In his Manual of Political Economy (1906) the focus is on equilibrium in terms of solutions to individual problems of "objectives and constraints". He used the indifference curve of Edgeworth (1881) extensively, for the theory of the consumer and, another great novelty, in his theory of the producer. He gave the first presentation of the trade-off box now known as the "Edgeworth-Bowley" box.
Pareto was the first to realize that cardinal utility could be dispensed with and economic equilibrium thought of in terms of ordinal utility - that is, it was not necessary to know how much a person valued this or that, only that he preferred X of this to Y of that. Utility was a preference-ordering. With this, Pareto not only inaugurated modern microeconomics, but he also demolished the alliance of economics and utilitarian philosophy (which calls for the greatest good for the greatest number; Pareto said "good" cannot be measured). He replaced it with the notion of Pareto-optimality, the idea that a system is enjoying maximum economic satisfaction when no one can be made better off without making someone else worse off. Pareto optimality is widely used in welfare economics and game theory. A standard theorem is that a perfectly competitive market creates distributions of wealth that are Pareto optimal.
Some economic concepts in current use are based on his work:
He argued that in all countries and times, the distribution of income and wealth is highly skewed, with a few holding most of the wealth. He argued that all observed societies follow a regular logarithmic pattern:

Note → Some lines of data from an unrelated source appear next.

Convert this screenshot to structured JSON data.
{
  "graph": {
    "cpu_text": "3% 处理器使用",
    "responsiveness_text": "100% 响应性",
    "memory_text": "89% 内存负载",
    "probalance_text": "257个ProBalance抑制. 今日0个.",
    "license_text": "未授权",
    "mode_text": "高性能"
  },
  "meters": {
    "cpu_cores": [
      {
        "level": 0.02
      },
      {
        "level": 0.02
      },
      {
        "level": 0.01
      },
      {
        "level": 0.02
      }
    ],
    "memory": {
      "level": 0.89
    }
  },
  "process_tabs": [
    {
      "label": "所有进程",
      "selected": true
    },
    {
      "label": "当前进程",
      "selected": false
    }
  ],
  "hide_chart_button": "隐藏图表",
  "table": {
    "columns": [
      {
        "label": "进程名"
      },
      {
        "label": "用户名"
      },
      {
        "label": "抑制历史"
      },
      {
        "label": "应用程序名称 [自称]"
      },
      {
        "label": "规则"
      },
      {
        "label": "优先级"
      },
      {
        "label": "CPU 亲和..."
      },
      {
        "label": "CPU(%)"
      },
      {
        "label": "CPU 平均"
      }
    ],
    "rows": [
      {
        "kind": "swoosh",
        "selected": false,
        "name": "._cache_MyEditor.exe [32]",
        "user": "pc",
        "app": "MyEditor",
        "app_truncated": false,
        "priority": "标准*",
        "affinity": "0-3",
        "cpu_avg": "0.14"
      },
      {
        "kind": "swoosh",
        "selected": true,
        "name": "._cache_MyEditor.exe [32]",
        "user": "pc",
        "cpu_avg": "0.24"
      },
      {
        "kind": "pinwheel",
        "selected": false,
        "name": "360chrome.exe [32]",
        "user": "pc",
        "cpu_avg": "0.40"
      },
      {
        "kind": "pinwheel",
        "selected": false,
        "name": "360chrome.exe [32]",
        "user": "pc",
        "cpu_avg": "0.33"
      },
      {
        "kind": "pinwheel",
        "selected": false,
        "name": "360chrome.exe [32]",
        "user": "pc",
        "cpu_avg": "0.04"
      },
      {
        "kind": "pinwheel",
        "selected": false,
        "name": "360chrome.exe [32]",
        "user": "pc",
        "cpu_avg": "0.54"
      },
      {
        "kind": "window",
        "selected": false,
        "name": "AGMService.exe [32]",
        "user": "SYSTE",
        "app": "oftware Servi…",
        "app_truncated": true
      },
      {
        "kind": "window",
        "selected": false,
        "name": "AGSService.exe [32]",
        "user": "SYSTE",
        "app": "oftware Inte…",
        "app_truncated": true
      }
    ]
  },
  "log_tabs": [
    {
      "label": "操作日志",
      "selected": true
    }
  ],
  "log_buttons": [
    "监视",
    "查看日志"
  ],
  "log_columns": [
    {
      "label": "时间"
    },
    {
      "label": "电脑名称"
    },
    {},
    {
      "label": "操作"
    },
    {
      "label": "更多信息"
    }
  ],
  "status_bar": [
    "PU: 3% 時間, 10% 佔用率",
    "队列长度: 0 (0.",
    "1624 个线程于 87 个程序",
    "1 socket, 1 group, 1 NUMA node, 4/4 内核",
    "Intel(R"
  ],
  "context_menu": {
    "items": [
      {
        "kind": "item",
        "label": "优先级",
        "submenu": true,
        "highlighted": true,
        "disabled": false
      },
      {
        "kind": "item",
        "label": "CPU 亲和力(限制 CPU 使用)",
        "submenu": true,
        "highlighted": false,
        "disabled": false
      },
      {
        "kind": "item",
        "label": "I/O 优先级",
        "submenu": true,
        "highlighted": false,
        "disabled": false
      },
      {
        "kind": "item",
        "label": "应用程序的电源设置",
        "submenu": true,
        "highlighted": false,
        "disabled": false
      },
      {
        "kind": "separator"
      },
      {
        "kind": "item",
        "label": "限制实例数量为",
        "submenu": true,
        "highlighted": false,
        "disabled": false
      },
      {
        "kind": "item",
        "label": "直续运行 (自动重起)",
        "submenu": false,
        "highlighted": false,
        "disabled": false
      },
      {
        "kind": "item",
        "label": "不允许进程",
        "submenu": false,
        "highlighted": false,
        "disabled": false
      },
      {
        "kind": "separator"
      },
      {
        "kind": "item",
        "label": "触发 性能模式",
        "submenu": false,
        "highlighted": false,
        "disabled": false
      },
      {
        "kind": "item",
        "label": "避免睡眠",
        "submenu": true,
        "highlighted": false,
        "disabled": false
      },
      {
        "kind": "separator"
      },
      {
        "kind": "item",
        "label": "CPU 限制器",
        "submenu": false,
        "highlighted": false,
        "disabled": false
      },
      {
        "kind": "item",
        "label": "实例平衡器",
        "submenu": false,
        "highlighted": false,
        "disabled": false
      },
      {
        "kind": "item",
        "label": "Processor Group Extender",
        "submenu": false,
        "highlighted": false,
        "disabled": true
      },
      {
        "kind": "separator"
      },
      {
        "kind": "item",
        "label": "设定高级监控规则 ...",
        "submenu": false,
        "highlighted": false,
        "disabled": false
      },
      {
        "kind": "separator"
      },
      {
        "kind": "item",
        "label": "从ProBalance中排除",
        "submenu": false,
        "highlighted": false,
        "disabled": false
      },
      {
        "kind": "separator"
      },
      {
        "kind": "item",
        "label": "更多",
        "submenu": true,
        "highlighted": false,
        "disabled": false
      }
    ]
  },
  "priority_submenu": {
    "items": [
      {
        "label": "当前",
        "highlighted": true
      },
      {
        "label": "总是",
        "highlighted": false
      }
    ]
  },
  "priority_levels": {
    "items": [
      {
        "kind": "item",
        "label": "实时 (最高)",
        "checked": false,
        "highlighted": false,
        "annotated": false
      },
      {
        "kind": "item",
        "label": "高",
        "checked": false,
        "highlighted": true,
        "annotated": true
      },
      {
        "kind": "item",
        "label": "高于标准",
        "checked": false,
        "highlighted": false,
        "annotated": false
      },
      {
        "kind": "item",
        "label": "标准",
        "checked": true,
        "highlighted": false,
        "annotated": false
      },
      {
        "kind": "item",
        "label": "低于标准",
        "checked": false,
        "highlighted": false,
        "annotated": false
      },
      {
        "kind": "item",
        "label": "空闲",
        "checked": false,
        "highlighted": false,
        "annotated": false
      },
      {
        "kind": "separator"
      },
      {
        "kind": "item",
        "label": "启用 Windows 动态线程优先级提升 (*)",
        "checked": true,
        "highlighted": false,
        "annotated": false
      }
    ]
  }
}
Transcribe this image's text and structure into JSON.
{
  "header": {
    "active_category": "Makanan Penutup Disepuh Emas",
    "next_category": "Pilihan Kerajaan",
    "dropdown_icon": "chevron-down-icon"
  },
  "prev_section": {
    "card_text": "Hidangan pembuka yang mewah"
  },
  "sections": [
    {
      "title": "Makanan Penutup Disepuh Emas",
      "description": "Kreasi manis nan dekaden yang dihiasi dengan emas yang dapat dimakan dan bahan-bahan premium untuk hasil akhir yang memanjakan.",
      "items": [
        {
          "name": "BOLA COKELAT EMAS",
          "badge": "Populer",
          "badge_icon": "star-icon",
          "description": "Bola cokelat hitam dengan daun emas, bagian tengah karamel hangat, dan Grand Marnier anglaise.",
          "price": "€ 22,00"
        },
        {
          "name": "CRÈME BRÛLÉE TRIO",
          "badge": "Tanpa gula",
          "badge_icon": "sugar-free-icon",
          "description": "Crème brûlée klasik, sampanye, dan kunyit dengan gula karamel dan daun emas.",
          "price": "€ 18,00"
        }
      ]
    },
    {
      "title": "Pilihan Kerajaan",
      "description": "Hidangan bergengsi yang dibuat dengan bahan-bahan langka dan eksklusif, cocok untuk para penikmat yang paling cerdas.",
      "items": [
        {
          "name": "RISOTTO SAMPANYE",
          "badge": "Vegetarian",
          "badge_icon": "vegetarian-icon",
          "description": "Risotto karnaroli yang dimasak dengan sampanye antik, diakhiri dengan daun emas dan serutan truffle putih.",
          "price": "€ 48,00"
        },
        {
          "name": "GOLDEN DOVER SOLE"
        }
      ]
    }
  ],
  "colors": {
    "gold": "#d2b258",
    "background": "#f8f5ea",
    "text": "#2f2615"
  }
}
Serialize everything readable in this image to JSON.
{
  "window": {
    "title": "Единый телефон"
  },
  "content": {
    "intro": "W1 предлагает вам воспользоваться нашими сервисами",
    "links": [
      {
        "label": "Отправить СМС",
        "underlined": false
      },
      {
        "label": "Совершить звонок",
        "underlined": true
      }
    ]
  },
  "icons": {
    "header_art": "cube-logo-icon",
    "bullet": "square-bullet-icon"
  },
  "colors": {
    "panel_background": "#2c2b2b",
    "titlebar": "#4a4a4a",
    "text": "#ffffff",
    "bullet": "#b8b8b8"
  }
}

where N is the number of people with wealth higher than x, and A and m are constants. Over the years, Pareto's Law has proved remarkably close to observed data.